WHAT TO PRODUCE: Whenever a line of the records below contains the word "favorites", copy that line.

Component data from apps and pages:

((

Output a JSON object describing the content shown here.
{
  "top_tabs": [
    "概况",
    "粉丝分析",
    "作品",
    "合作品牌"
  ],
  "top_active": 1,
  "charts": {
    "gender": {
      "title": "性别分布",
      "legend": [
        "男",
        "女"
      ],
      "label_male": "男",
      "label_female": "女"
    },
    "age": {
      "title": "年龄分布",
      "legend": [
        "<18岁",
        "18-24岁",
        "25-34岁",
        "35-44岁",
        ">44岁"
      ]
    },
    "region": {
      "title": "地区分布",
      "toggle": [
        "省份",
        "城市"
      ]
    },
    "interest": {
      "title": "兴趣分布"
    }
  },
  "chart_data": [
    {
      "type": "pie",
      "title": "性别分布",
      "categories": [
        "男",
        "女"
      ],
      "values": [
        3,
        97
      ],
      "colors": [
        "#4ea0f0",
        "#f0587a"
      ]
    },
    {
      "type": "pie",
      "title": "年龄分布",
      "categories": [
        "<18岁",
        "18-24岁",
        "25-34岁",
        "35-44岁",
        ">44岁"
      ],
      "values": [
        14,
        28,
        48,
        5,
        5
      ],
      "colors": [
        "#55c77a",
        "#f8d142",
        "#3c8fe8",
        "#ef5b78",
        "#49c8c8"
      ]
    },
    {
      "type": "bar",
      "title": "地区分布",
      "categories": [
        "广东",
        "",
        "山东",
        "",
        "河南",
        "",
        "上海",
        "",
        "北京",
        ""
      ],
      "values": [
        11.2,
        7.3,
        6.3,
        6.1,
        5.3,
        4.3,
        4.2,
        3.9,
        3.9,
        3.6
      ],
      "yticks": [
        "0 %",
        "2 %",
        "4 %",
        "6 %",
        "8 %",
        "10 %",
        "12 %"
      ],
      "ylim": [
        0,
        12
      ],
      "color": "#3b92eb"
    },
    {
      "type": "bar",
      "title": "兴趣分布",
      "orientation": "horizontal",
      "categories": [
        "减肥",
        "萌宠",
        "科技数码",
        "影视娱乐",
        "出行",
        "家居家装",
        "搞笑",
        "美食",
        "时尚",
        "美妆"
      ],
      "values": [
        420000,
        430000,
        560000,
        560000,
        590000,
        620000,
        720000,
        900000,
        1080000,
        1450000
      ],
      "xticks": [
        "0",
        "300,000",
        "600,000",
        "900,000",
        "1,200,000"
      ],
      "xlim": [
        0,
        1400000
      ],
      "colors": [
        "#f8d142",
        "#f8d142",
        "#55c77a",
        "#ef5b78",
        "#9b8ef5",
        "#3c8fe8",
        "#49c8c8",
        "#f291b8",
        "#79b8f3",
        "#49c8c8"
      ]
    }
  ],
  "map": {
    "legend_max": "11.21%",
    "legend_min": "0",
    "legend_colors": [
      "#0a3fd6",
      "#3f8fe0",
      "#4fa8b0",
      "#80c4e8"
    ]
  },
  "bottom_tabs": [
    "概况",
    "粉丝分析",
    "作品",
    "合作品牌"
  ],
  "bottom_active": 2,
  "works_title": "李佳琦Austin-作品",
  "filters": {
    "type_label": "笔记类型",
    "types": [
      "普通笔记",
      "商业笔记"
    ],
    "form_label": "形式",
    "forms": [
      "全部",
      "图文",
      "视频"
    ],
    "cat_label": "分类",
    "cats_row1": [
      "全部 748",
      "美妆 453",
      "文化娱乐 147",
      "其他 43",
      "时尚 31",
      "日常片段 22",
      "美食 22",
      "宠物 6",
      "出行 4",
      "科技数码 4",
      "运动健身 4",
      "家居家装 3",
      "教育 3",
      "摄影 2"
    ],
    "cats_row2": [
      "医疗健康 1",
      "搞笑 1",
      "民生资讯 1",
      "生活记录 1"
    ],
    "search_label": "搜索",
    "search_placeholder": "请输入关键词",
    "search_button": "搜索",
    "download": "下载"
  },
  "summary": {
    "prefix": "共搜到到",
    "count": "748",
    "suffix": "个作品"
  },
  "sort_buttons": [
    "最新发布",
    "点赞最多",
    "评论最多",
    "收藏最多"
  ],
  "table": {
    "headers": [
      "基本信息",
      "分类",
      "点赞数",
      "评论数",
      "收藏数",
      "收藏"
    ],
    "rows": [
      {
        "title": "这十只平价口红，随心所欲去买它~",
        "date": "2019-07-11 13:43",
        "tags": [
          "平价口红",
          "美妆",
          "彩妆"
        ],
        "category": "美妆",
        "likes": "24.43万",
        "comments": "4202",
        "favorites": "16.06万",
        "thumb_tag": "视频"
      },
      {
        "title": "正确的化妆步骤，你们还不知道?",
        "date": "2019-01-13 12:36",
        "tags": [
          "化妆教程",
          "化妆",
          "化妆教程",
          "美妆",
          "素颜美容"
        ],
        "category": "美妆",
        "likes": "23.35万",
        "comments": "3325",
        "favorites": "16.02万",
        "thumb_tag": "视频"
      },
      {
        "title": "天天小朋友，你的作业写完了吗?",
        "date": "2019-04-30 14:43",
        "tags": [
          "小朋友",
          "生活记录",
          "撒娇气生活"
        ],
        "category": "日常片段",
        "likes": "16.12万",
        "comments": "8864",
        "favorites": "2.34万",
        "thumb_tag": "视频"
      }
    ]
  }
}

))

COMPLETED TASK:
        "favorites": "16.06万",
        "favorites": "16.02万",
        "favorites": "2.34万",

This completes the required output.